▶ Task prompt:
In the entries below, every line that contains "with" must be located and copied.

▶ Interface dataset entries:
BEGIN
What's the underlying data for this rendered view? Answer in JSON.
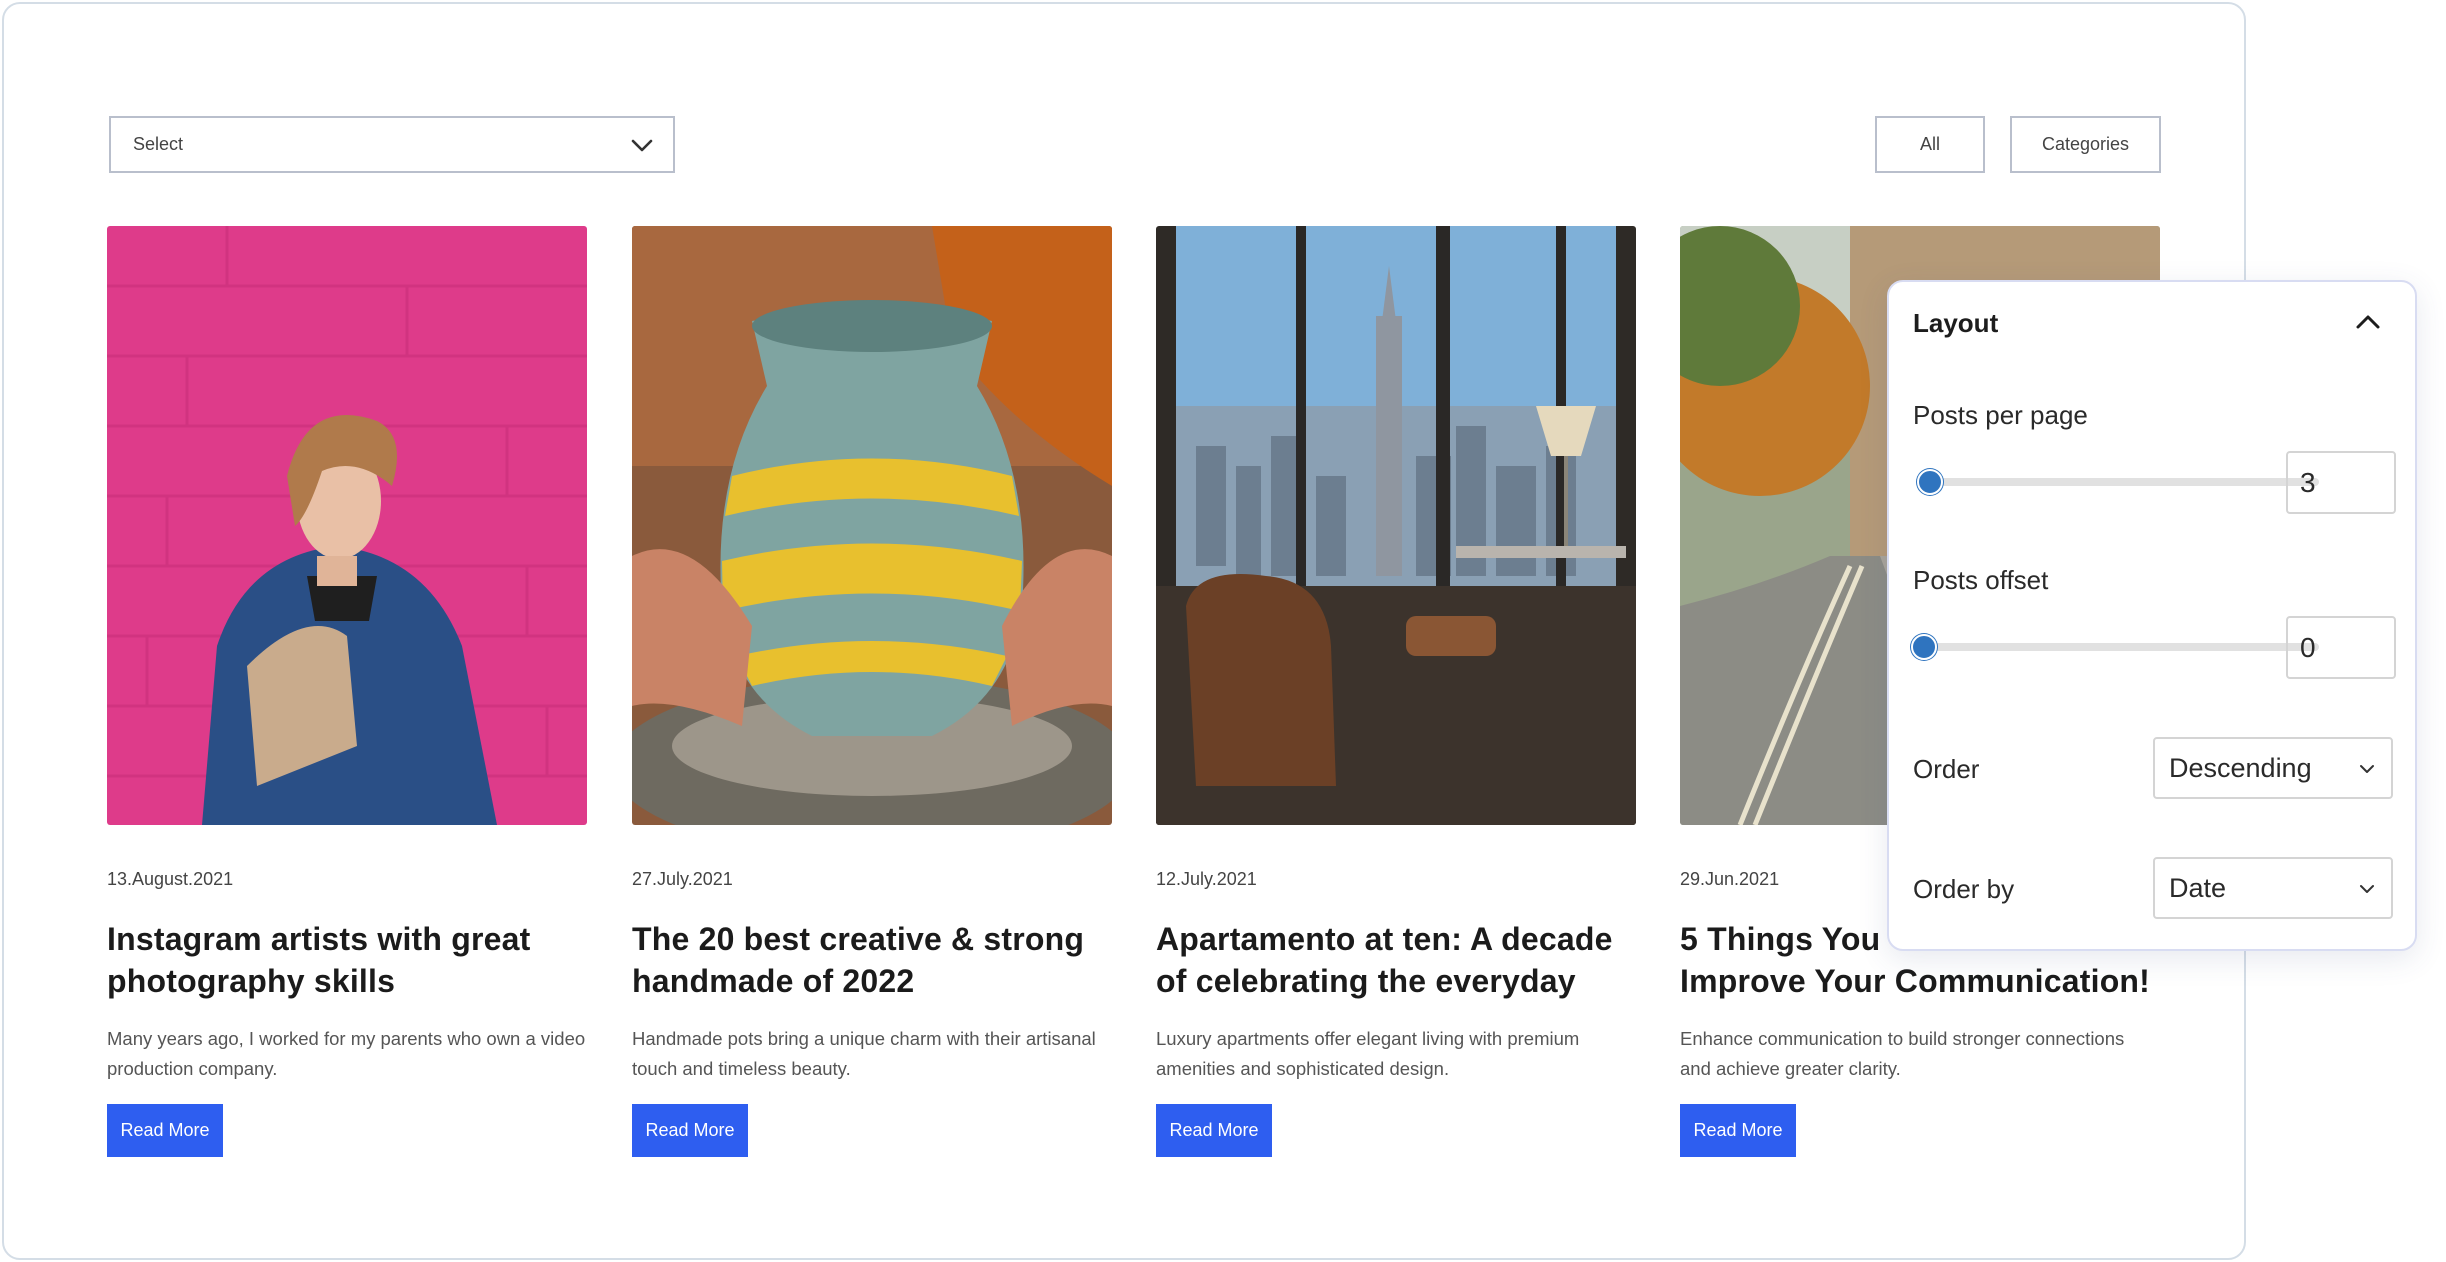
{
  "filters": {
    "select_label": "Select",
    "all_label": "All",
    "categories_label": "Categories"
  },
  "posts": [
    {
      "date": "13.August.2021",
      "title": "Instagram artists with great photography skills",
      "excerpt": "Many years ago, I worked for my parents who own a video production company.",
      "button": "Read More"
    },
    {
      "date": "27.July.2021",
      "title": "The 20 best creative & strong handmade of 2022",
      "excerpt": "Handmade pots bring a unique charm with their artisanal touch and timeless beauty.",
      "button": "Read More"
    },
    {
      "date": "12.July.2021",
      "title": "Apartamento at ten: A decade of celebrating the everyday",
      "excerpt": "Luxury apartments offer elegant living with premium amenities and sophisticated design.",
      "button": "Read More"
    },
    {
      "date": "29.Jun.2021",
      "title": "5 Things You Can Do to Improve Your Communication!",
      "excerpt": "Enhance communication to build stronger connections and achieve greater clarity.",
      "button": "Read More"
    }
  ],
  "layout_panel": {
    "title": "Layout",
    "posts_per_page_label": "Posts per page",
    "posts_per_page_value": "3",
    "posts_offset_label": "Posts offset",
    "posts_offset_value": "0",
    "order_label": "Order",
    "order_value": "Descending",
    "order_by_label": "Order by",
    "order_by_value": "Date"
  },
  "colors": {
    "accent": "#2e5ef0",
    "slider": "#2f74bf",
    "border": "#b9bfcc"
  }
}
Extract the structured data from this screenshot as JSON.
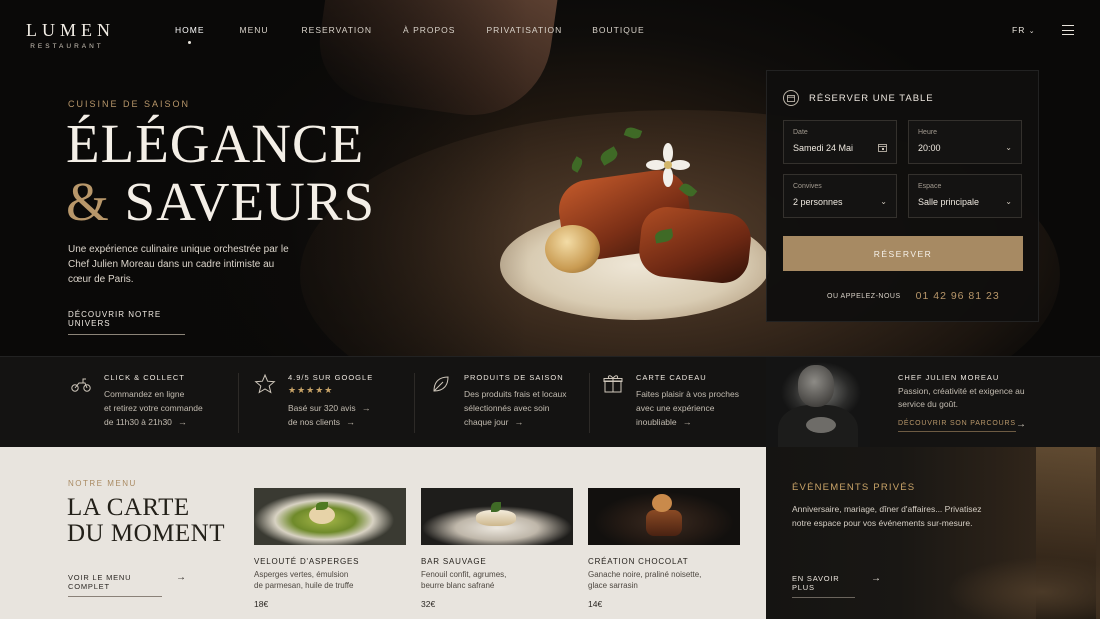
{
  "brand": {
    "name": "LUMEN",
    "tagline": "RESTAURANT"
  },
  "nav": {
    "items": [
      {
        "label": "HOME"
      },
      {
        "label": "MENU"
      },
      {
        "label": "RESERVATION"
      },
      {
        "label": "À PROPOS"
      },
      {
        "label": "PRIVATISATION"
      },
      {
        "label": "BOUTIQUE"
      }
    ],
    "active_index": 0,
    "lang": "FR"
  },
  "hero": {
    "kicker": "CUISINE DE SAISON",
    "title_line1": "ÉLÉGANCE",
    "title_amp": "&",
    "title_line2": "SAVEURS",
    "lead": "Une expérience culinaire unique orchestrée par le Chef Julien Moreau dans un cadre intimiste au cœur de Paris.",
    "cta": "DÉCOUVRIR NOTRE UNIVERS"
  },
  "reservation": {
    "title": "RÉSERVER UNE TABLE",
    "date": {
      "label": "Date",
      "value": "Samedi 24 Mai"
    },
    "time": {
      "label": "Heure",
      "value": "20:00"
    },
    "guests": {
      "label": "Convives",
      "value": "2 personnes"
    },
    "space": {
      "label": "Espace",
      "value": "Salle principale"
    },
    "button": "RÉSERVER",
    "call_label": "OU APPELEZ-NOUS",
    "phone": "01 42 96 81 23"
  },
  "features": [
    {
      "icon": "scooter-icon",
      "title": "CLICK & COLLECT",
      "lines": [
        "Commandez en ligne",
        "et retirez votre commande",
        "de 11h30 à 21h30"
      ]
    },
    {
      "icon": "star-icon",
      "title": "4.9/5 SUR GOOGLE",
      "stars": "★★★★★",
      "lines": [
        "Basé sur 320 avis",
        "de nos clients"
      ]
    },
    {
      "icon": "leaf-icon",
      "title": "PRODUITS DE SAISON",
      "lines": [
        "Des produits frais et locaux",
        "sélectionnés avec soin",
        "chaque jour"
      ]
    },
    {
      "icon": "gift-icon",
      "title": "CARTE CADEAU",
      "lines": [
        "Faites plaisir à vos proches",
        "avec une expérience",
        "inoubliable"
      ]
    }
  ],
  "chef": {
    "title": "CHEF JULIEN MOREAU",
    "desc": "Passion, créativité et exigence au service du goût.",
    "link": "DÉCOUVRIR SON PARCOURS"
  },
  "menu": {
    "kicker": "NOTRE MENU",
    "title_line1": "LA CARTE",
    "title_line2": "DU MOMENT",
    "link": "VOIR LE MENU COMPLET",
    "dishes": [
      {
        "name": "VELOUTÉ D'ASPERGES",
        "desc1": "Asperges vertes, émulsion",
        "desc2": "de parmesan, huile de truffe",
        "price": "18€"
      },
      {
        "name": "BAR SAUVAGE",
        "desc1": "Fenouil confit, agrumes,",
        "desc2": "beurre blanc safrané",
        "price": "32€"
      },
      {
        "name": "CRÉATION CHOCOLAT",
        "desc1": "Ganache noire, praliné noisette,",
        "desc2": "glace sarrasin",
        "price": "14€"
      }
    ]
  },
  "events": {
    "title": "ÉVÉNEMENTS PRIVÉS",
    "desc": "Anniversaire, mariage, dîner d'affaires... Privatisez notre espace pour vos événements sur-mesure.",
    "link": "EN SAVOIR PLUS"
  },
  "colors": {
    "gold": "#b8976a",
    "button": "#a78a63",
    "dark": "#141312",
    "cream": "#e8e4de"
  }
}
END
▶ Response area:
      "title": "Instagram artists with great photography skills",
      "excerpt": "Handmade pots bring a unique charm with their artisanal touch and timeless beauty.",
      "excerpt": "Luxury apartments offer elegant living with premium amenities and sophisticated design.",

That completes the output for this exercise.